[Page and application data records]

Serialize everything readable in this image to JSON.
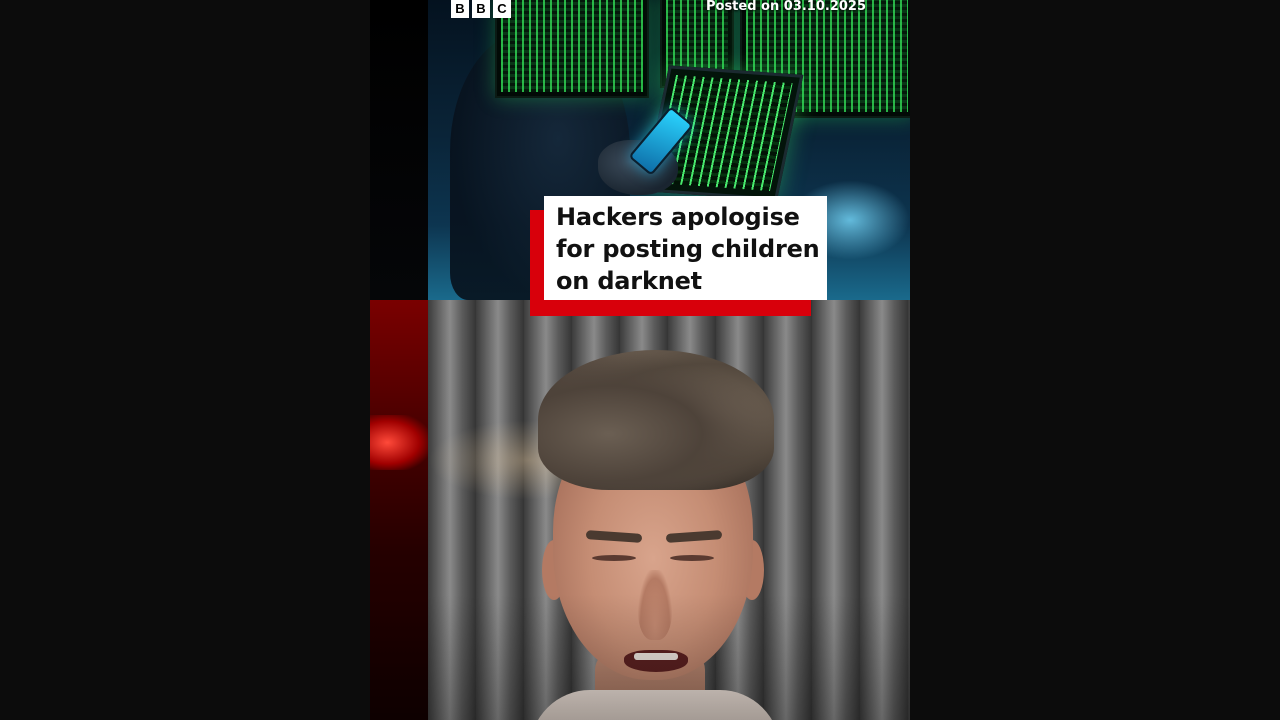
{
  "brand": {
    "logo_letters": [
      "B",
      "B",
      "C"
    ]
  },
  "video": {
    "posted_label": "Posted on 03.10.2025",
    "headline_lines": [
      "Hackers apologise",
      "for posting children",
      "on darknet"
    ]
  },
  "colors": {
    "page_background": "#0c0c0c",
    "headline_accent": "#d8000b",
    "headline_box": "#ffffff",
    "headline_text": "#111111"
  }
}
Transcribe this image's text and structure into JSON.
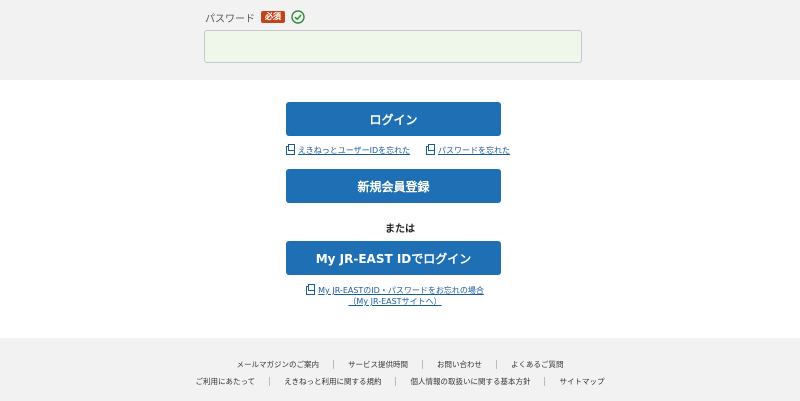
{
  "password": {
    "label": "パスワード",
    "required_badge": "必須",
    "value": "",
    "check_color": "#2e8b3a"
  },
  "buttons": {
    "login": "ログイン",
    "register": "新規会員登録",
    "jreast_login": "My JR-EAST IDでログイン"
  },
  "links": {
    "forgot_user_id": "えきねっとユーザーIDを忘れた",
    "forgot_password": "パスワードを忘れた",
    "jreast_forgot_line1": "My JR-EASTのID・パスワードをお忘れの場合",
    "jreast_forgot_line2": "（My JR-EASTサイトへ）"
  },
  "or_text": "または",
  "footer": {
    "row1": [
      "メールマガジンのご案内",
      "サービス提供時間",
      "お問い合わせ",
      "よくあるご質問"
    ],
    "row2": [
      "ご利用にあたって",
      "えきねっと利用に関する規約",
      "個人情報の取扱いに関する基本方針",
      "サイトマップ"
    ]
  },
  "colors": {
    "primary_button": "#1e6fb3",
    "link": "#1a5b9c",
    "badge": "#c0451a"
  }
}
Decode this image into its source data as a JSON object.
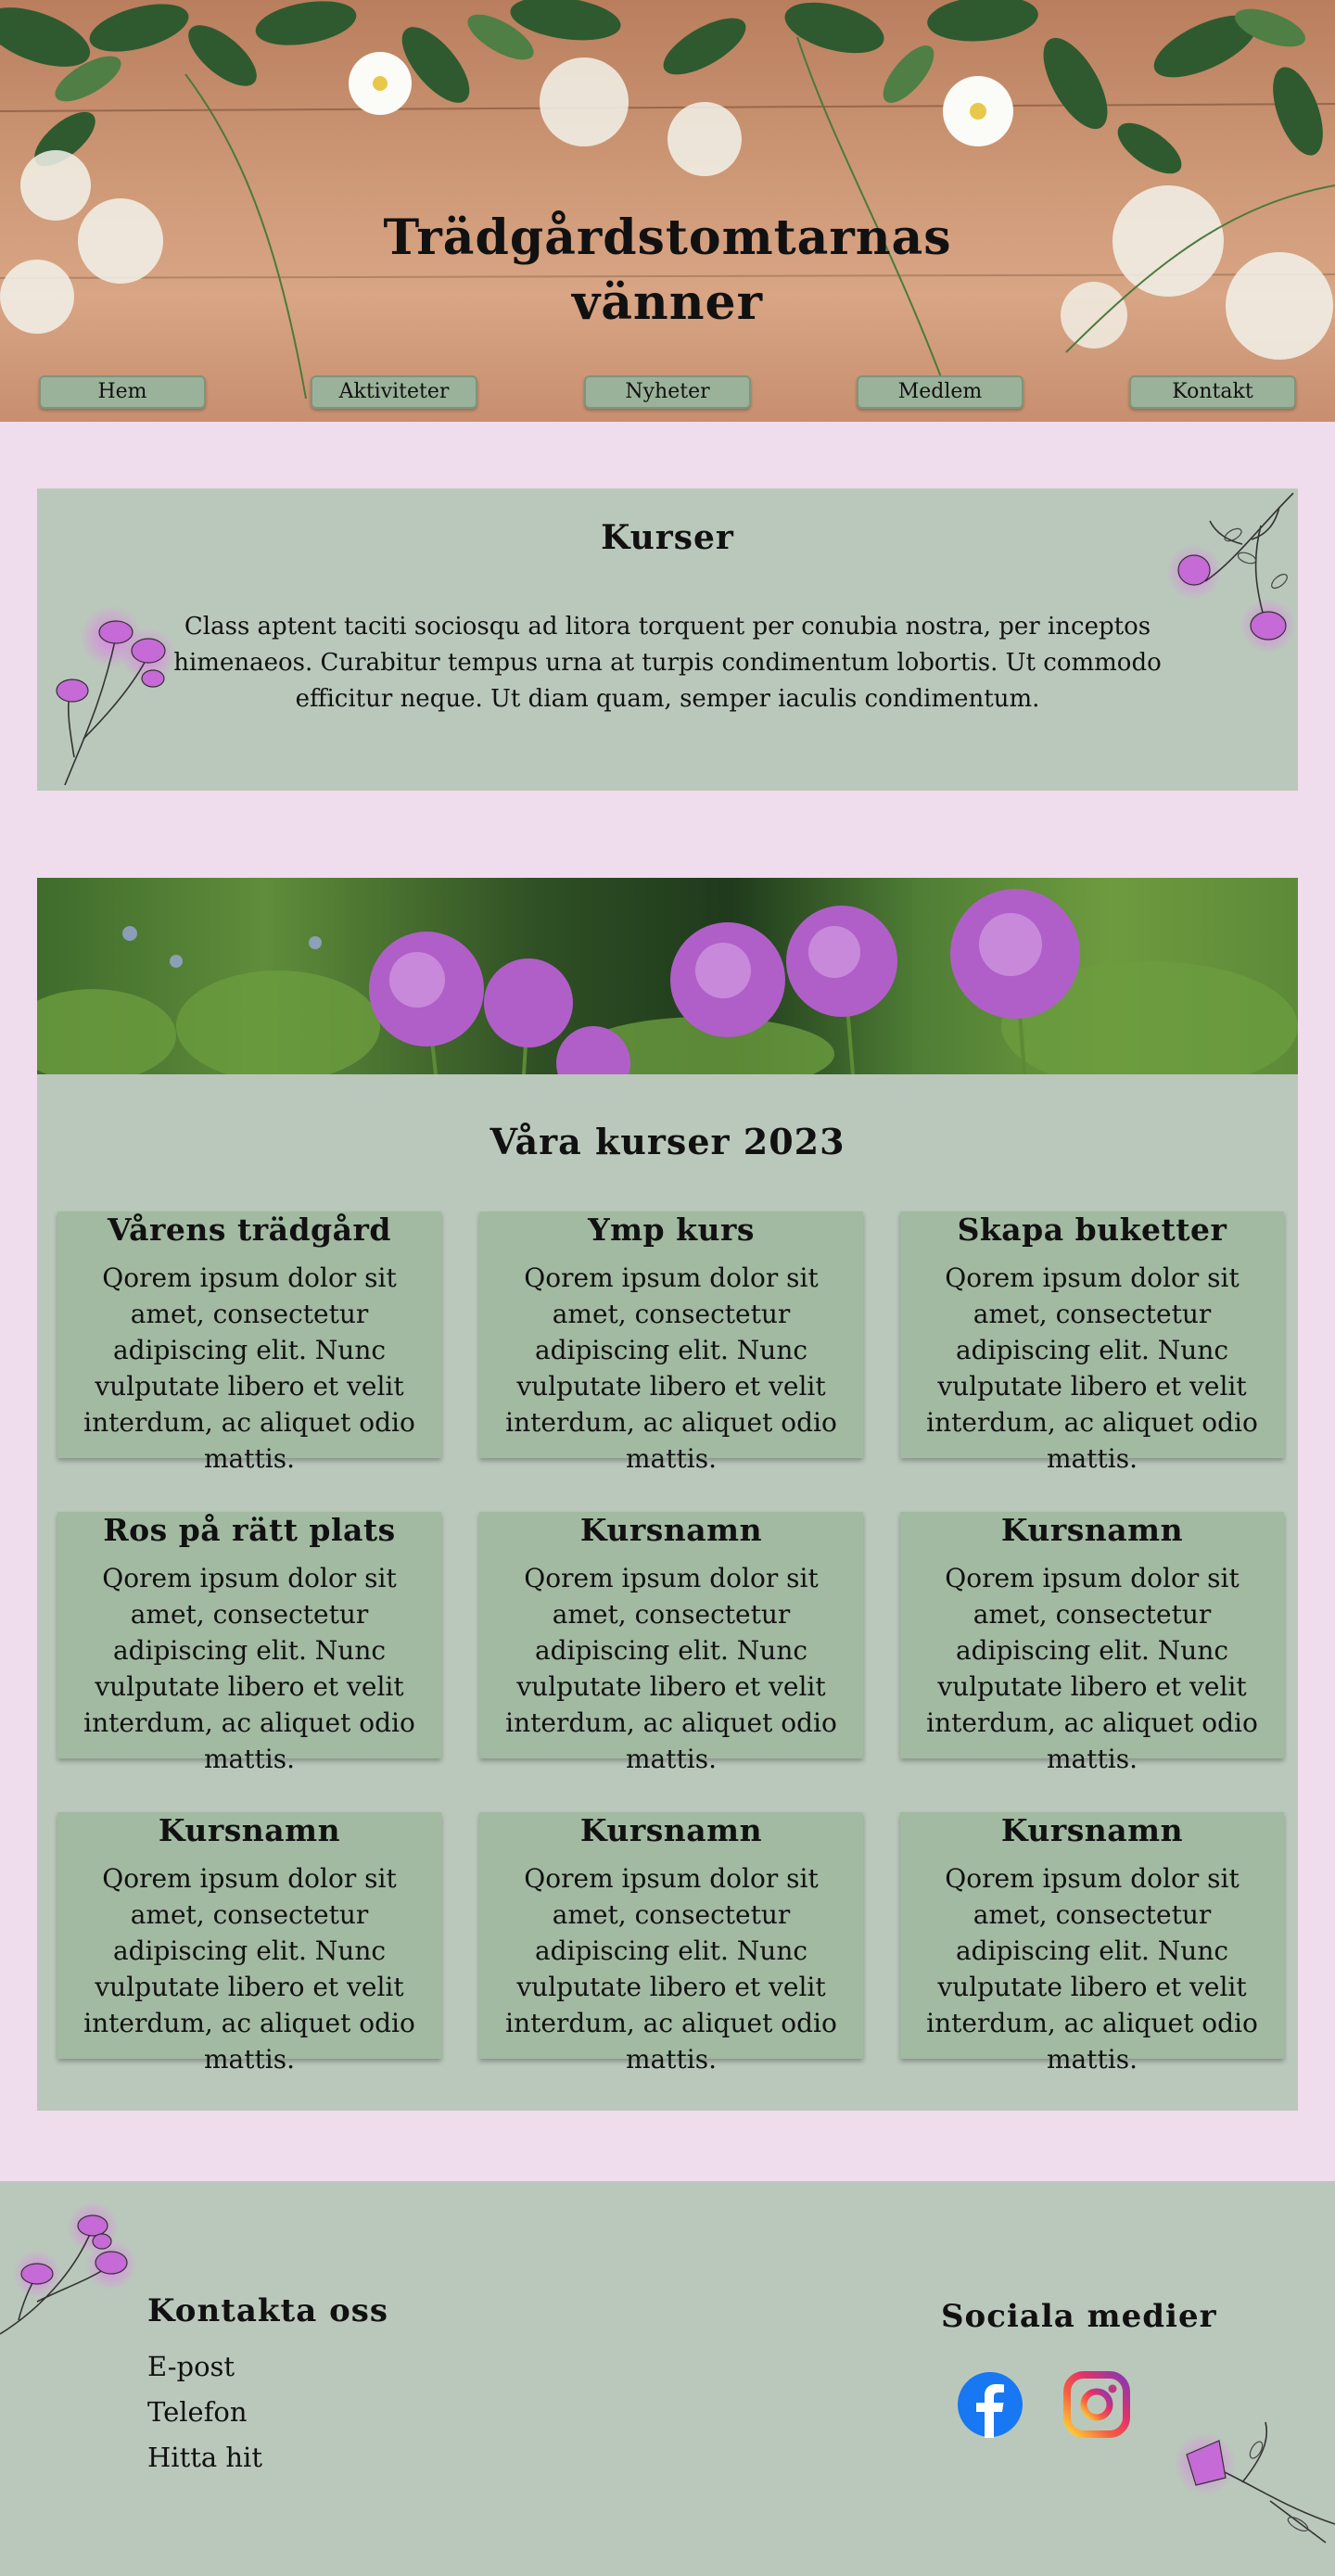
{
  "header": {
    "title_line1": "Trädgårdstomtarnas",
    "title_line2": "vänner"
  },
  "nav": [
    {
      "label": "Hem"
    },
    {
      "label": "Aktiviteter"
    },
    {
      "label": "Nyheter"
    },
    {
      "label": "Medlem"
    },
    {
      "label": "Kontakt"
    }
  ],
  "intro": {
    "title": "Kurser",
    "text": "Class aptent taciti sociosqu ad litora torquent per conubia nostra, per inceptos himenaeos. Curabitur tempus urna at turpis condimentum lobortis. Ut commodo efficitur neque. Ut diam quam, semper iaculis condimentum."
  },
  "courses": {
    "title": "Våra kurser 2023",
    "items": [
      {
        "title": "Vårens trädgård",
        "text": "Qorem ipsum dolor sit amet, consectetur adipiscing elit. Nunc vulputate libero et velit interdum, ac aliquet odio mattis."
      },
      {
        "title": "Ymp kurs",
        "text": "Qorem ipsum dolor sit amet, consectetur adipiscing elit. Nunc vulputate libero et velit interdum, ac aliquet odio mattis."
      },
      {
        "title": "Skapa buketter",
        "text": "Qorem ipsum dolor sit amet, consectetur adipiscing elit. Nunc vulputate libero et velit interdum, ac aliquet odio mattis."
      },
      {
        "title": "Ros på rätt plats",
        "text": "Qorem ipsum dolor sit amet, consectetur adipiscing elit. Nunc vulputate libero et velit interdum, ac aliquet odio mattis."
      },
      {
        "title": "Kursnamn",
        "text": "Qorem ipsum dolor sit amet, consectetur adipiscing elit. Nunc vulputate libero et velit interdum, ac aliquet odio mattis."
      },
      {
        "title": "Kursnamn",
        "text": "Qorem ipsum dolor sit amet, consectetur adipiscing elit. Nunc vulputate libero et velit interdum, ac aliquet odio mattis."
      },
      {
        "title": "Kursnamn",
        "text": "Qorem ipsum dolor sit amet, consectetur adipiscing elit. Nunc vulputate libero et velit interdum, ac aliquet odio mattis."
      },
      {
        "title": "Kursnamn",
        "text": "Qorem ipsum dolor sit amet, consectetur adipiscing elit. Nunc vulputate libero et velit interdum, ac aliquet odio mattis."
      },
      {
        "title": "Kursnamn",
        "text": "Qorem ipsum dolor sit amet, consectetur adipiscing elit. Nunc vulputate libero et velit interdum, ac aliquet odio mattis."
      }
    ]
  },
  "footer": {
    "contact_title": "Kontakta oss",
    "contact_links": [
      "E-post",
      "Telefon",
      "Hitta hit"
    ],
    "social_title": "Sociala medier",
    "social_icons": [
      "facebook-icon",
      "instagram-icon"
    ]
  },
  "colors": {
    "page_bg": "#efdcec",
    "panel_bg": "#bac8bb",
    "card_bg": "#a2b9a2",
    "nav_button_bg": "#9bb29a",
    "flower_accent": "#c06fd0",
    "facebook_blue": "#1877f2"
  }
}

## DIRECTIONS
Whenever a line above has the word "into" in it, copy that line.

## TASK OUTPUT
Transcribe this image's text and structure into JSON.
Decode this image into its source data as a JSON object.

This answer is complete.